Abdeen Palace is not just a breathing historical structure; it actually encompasses four distinct museums covering different aspects of its rich history.

abdeen palace
Abdeen Palace

Arms Museum 

One of the most opulent museums inside, the descendants of Khedive Ismail took grate care of it and worked avidly to preserve it. It is comprised of two distinct sections. 

The white weapons area features extremely rare weapons that were created by skilled craftsmen from all across different countries and territories across the Islamic world and Europe. Not just geographically diverse, the weapons here hail from a number of different eras and period. Here you will find everything from swords to military-grade shields embellished with the finest silver, ivory, diamonds and a cornucopia of precious stones. A unique collection of Muhammad Ali Pasha’s swords and daggers are displayed here. In terms of foreign rulers, you can even find the sword of Napoleon Bonaparte and a dagger belonging to German commander Rommel. The Arms museum was built by King Farouk himself and showcases weapons like guns that belong to him as well as a diversity of firearms that cannot be found anywhere else. The exhibition has items that span from the 17th century all the way to the 19th century.

Another part is the Defender Square which is an open-air exhibit showcasing a diversity of fort and field cannons from the Muhammad Ali period and beyond, with most being manufactured in the 19th century. 

Museum of Medals and Badges

In this royal acquisition section, visitors can look at a number of rare collectibles and antiques.
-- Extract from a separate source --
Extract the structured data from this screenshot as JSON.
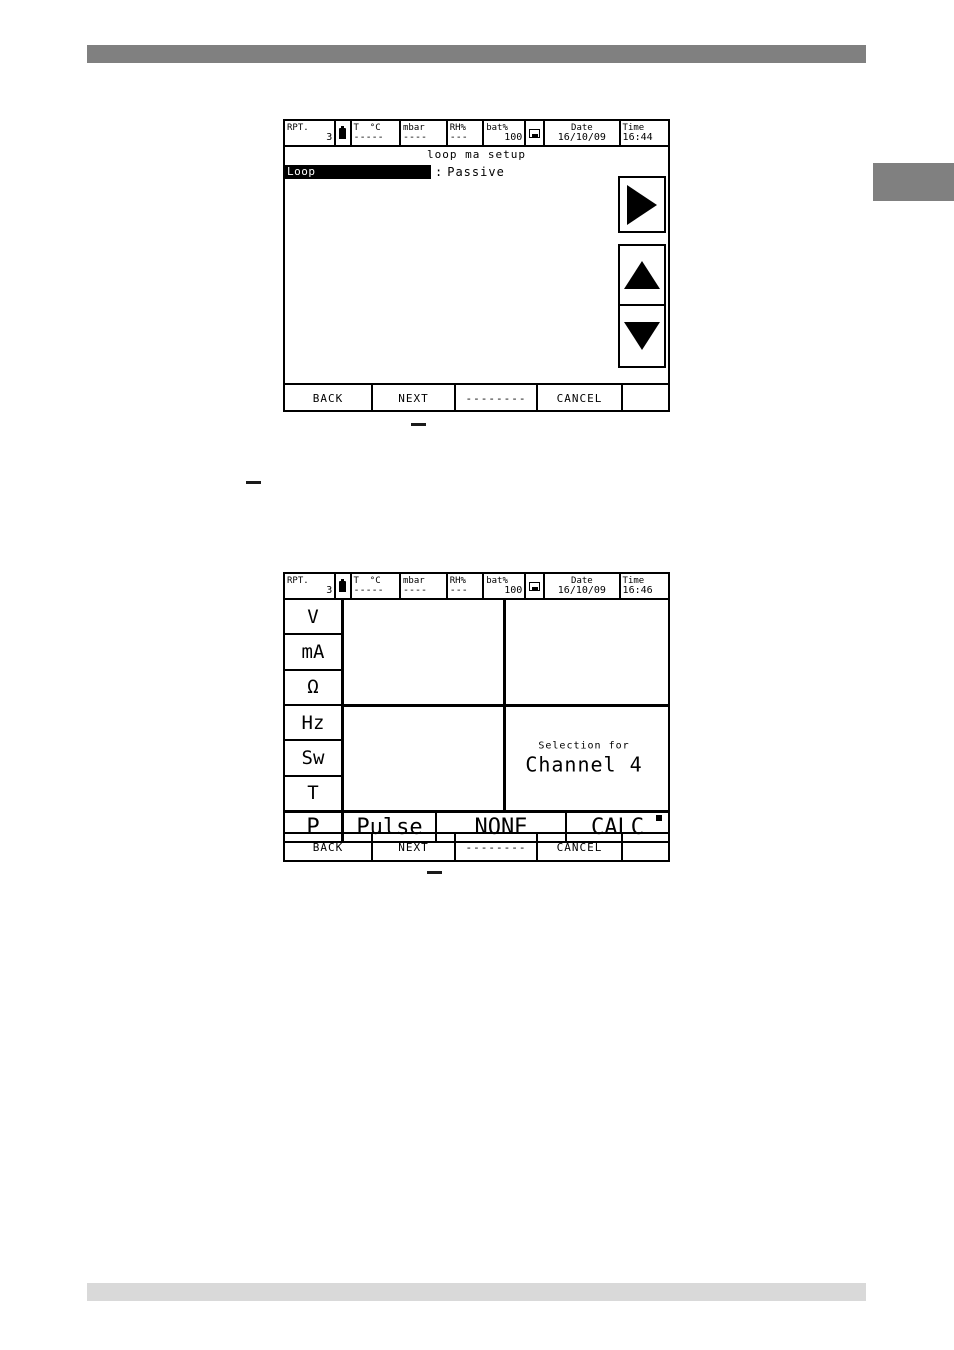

This includes a stunning sword decorated with rare precious stones. This actually used to be the sword that Russian emperors used for coronation. It was initially crafted in Germany and was later bought by King Farouk in an international auction. 


This is one of the most recent addition to the Abdeen Palace, only being established in 1998. Just as its name suggests, this museum features numerous silverware antiques that once belonged to the royal family of Mohamed Ali himself. This museum was established as way to preserve the family’s special belongings with rare antiques made of gold, silver and crystals dazzling he space. Here you will find many tools and utensils that were used by the royal family to dine. A long with these personal possessions, the museum also has on display a number of lavish gifts given to the royal family by foreign dignitaries and other members of the elite ruling classes. 

Historical Documents Museum

This is a treasure for history buffs with a number of important even secret documents that span the history of Egypt on display here. It is the latest to be established, opening its doors in 2004. Come here to feast your eyes on historic documents from the period of Muhammad Ali Pasha all the way to King Farouk.